Dataset rows for apps and sites:

************

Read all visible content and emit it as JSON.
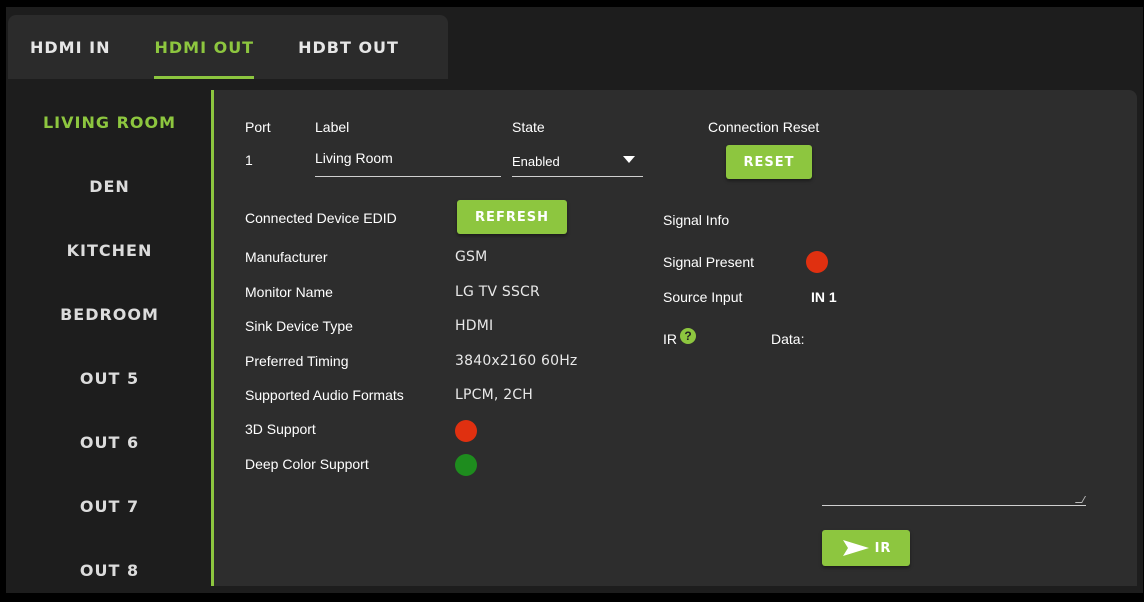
{
  "tabs": [
    {
      "label": "HDMI IN",
      "active": false
    },
    {
      "label": "HDMI OUT",
      "active": true
    },
    {
      "label": "HDBT OUT",
      "active": false
    }
  ],
  "sidebar": {
    "items": [
      {
        "label": "LIVING ROOM",
        "active": true
      },
      {
        "label": "DEN",
        "active": false
      },
      {
        "label": "KITCHEN",
        "active": false
      },
      {
        "label": "BEDROOM",
        "active": false
      },
      {
        "label": "OUT 5",
        "active": false
      },
      {
        "label": "OUT 6",
        "active": false
      },
      {
        "label": "OUT 7",
        "active": false
      },
      {
        "label": "OUT 8",
        "active": false
      }
    ]
  },
  "port": {
    "port_header": "Port",
    "label_header": "Label",
    "state_header": "State",
    "reset_header": "Connection Reset",
    "port_value": "1",
    "label_value": "Living Room",
    "state_value": "Enabled",
    "reset_button": "RESET"
  },
  "edid": {
    "title": "Connected Device EDID",
    "refresh_button": "REFRESH",
    "manufacturer_label": "Manufacturer",
    "manufacturer_value": "GSM",
    "monitor_name_label": "Monitor Name",
    "monitor_name_value": "LG TV SSCR",
    "sink_type_label": "Sink Device Type",
    "sink_type_value": "HDMI",
    "timing_label": "Preferred Timing",
    "timing_value": "3840x2160 60Hz",
    "audio_label": "Supported Audio Formats",
    "audio_value": "LPCM, 2CH",
    "support_3d_label": "3D Support",
    "deep_color_label": "Deep Color Support"
  },
  "signal": {
    "title": "Signal Info",
    "present_label": "Signal Present",
    "source_label": "Source Input",
    "source_value": "IN 1",
    "ir_label": "IR",
    "ir_help": "?",
    "data_label": "Data:",
    "send_ir_button": "IR"
  },
  "colors": {
    "accent": "#8dc63f",
    "status_off": "#e03010",
    "status_on": "#1e8c1e",
    "panel_bg": "#2d2d2d"
  }
}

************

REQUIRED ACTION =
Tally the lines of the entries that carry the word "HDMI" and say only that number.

ANSWER TO THIS TASK =
3